Exercise brief = Below are records; how many of their lines contain "money"? Answer with only the number.

Task material =
+---+

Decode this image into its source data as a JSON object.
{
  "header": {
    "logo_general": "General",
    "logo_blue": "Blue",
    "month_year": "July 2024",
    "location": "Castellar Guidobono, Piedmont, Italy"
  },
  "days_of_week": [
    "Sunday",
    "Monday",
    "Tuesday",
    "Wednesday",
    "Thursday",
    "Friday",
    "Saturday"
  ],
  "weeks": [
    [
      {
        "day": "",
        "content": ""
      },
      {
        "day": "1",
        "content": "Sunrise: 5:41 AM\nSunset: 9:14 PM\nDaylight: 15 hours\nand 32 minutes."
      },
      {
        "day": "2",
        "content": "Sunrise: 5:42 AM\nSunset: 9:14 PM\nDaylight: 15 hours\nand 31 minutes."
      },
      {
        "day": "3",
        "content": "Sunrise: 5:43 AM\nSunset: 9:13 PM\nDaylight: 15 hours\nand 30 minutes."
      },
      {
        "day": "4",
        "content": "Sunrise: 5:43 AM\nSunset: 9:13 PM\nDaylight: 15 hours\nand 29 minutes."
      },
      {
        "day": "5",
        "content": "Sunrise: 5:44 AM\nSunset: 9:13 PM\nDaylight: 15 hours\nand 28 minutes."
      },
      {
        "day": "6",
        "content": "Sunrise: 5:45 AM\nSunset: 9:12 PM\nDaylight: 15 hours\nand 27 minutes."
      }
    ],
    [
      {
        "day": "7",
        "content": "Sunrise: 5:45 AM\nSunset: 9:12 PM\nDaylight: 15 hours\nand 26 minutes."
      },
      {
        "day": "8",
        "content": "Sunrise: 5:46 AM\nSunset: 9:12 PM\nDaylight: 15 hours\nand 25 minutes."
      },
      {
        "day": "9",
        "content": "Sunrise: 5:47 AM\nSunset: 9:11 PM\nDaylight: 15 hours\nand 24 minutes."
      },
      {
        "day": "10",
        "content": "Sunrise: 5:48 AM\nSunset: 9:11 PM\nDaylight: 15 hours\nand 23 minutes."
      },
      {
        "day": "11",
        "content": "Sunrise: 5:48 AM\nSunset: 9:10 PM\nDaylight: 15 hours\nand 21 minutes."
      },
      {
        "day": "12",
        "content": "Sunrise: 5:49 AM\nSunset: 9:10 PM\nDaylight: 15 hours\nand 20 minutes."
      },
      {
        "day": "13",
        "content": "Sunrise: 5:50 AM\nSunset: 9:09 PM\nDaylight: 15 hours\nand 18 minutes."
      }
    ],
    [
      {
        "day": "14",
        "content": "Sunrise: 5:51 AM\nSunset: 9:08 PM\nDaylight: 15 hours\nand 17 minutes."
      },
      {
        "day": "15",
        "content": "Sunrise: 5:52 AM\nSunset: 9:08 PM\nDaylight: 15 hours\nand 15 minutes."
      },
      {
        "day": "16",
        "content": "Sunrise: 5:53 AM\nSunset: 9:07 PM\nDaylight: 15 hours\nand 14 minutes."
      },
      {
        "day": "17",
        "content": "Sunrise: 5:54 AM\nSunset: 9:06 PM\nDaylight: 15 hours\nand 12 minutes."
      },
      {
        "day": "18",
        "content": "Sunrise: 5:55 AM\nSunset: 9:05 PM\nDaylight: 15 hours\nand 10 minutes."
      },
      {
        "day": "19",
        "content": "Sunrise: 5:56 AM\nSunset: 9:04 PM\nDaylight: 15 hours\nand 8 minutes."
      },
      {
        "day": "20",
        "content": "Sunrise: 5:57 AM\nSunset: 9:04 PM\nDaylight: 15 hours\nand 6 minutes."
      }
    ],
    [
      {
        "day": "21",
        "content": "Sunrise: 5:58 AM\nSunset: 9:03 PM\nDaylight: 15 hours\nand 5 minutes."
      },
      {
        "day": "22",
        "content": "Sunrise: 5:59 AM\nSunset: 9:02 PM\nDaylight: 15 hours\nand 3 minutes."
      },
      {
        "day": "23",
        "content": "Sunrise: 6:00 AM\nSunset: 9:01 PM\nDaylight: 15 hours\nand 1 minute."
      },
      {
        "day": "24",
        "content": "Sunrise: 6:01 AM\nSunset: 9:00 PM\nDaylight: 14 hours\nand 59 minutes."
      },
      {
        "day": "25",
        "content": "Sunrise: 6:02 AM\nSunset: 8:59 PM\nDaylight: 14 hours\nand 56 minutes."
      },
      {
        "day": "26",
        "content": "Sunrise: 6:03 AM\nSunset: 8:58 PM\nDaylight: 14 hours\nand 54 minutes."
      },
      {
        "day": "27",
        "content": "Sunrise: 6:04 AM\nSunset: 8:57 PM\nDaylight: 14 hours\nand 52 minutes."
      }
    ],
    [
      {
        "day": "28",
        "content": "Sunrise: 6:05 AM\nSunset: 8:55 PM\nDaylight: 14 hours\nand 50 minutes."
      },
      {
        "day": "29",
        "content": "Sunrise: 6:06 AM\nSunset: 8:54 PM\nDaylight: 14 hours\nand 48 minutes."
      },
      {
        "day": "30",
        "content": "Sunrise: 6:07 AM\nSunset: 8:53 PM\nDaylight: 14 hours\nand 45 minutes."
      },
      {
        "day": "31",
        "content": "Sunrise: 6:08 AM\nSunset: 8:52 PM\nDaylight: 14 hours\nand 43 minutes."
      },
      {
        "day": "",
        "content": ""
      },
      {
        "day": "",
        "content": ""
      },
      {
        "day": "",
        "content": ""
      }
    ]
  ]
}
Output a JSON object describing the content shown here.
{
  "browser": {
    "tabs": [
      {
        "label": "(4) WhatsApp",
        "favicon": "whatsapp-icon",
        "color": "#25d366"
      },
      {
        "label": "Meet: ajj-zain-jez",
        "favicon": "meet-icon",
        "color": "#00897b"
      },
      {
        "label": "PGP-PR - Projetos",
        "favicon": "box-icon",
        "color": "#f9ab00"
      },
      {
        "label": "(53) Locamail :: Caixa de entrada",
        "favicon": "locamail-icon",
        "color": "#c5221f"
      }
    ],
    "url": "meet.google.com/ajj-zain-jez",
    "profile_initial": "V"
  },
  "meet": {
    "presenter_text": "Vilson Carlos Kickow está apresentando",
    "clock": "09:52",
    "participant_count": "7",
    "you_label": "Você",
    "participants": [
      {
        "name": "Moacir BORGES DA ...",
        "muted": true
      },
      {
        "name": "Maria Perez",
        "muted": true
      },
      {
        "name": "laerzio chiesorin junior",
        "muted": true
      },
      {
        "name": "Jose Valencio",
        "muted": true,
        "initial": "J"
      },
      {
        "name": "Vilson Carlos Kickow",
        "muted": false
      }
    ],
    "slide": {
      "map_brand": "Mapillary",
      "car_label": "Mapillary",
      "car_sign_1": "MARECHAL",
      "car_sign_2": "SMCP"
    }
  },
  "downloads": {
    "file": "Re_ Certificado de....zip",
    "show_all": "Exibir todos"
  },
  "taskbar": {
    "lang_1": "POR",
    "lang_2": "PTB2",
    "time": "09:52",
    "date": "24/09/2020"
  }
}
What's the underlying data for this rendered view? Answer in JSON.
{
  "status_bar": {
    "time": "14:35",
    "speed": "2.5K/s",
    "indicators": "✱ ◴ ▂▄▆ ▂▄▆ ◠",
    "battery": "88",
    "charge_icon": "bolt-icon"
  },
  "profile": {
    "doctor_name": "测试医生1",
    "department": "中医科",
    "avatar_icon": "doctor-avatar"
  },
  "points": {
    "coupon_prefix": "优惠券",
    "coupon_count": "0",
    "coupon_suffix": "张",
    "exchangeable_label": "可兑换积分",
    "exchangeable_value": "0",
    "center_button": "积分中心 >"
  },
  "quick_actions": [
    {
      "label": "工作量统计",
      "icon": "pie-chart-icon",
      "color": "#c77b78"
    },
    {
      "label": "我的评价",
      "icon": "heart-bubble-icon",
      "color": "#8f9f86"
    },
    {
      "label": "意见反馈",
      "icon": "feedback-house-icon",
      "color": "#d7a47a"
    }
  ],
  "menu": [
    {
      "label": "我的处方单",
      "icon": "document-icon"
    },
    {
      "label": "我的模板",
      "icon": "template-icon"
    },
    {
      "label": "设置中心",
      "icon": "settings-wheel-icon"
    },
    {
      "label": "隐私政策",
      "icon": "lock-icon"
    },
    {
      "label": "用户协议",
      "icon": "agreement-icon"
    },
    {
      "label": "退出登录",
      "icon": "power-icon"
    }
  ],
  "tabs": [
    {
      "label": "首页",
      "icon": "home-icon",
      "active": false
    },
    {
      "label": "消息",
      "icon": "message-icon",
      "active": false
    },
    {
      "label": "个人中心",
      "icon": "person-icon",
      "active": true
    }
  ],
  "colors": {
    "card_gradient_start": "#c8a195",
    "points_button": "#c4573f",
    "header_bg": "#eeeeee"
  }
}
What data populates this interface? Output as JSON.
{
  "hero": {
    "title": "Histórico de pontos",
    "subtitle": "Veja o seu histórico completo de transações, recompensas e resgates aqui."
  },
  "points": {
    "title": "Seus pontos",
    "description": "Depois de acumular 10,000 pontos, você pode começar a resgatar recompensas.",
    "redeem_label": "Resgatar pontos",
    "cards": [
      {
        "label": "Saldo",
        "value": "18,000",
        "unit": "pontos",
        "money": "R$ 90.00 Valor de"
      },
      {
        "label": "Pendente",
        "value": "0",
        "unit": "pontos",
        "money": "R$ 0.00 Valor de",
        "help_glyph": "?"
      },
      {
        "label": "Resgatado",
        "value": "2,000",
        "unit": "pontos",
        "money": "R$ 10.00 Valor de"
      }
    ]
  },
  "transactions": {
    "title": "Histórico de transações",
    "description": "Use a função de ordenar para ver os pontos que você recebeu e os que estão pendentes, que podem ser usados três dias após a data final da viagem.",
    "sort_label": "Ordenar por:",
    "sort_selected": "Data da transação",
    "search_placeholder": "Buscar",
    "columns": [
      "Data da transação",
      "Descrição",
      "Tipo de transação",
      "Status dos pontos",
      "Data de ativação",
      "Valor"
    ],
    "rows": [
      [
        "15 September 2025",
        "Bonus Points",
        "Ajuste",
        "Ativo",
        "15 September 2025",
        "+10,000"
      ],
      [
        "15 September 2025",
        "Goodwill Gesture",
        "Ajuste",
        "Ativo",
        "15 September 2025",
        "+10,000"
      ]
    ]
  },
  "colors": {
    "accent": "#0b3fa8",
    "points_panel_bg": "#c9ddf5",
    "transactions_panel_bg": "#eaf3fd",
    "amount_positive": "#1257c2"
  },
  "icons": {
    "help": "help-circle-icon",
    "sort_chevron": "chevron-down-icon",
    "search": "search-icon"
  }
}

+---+

Response to the task = 3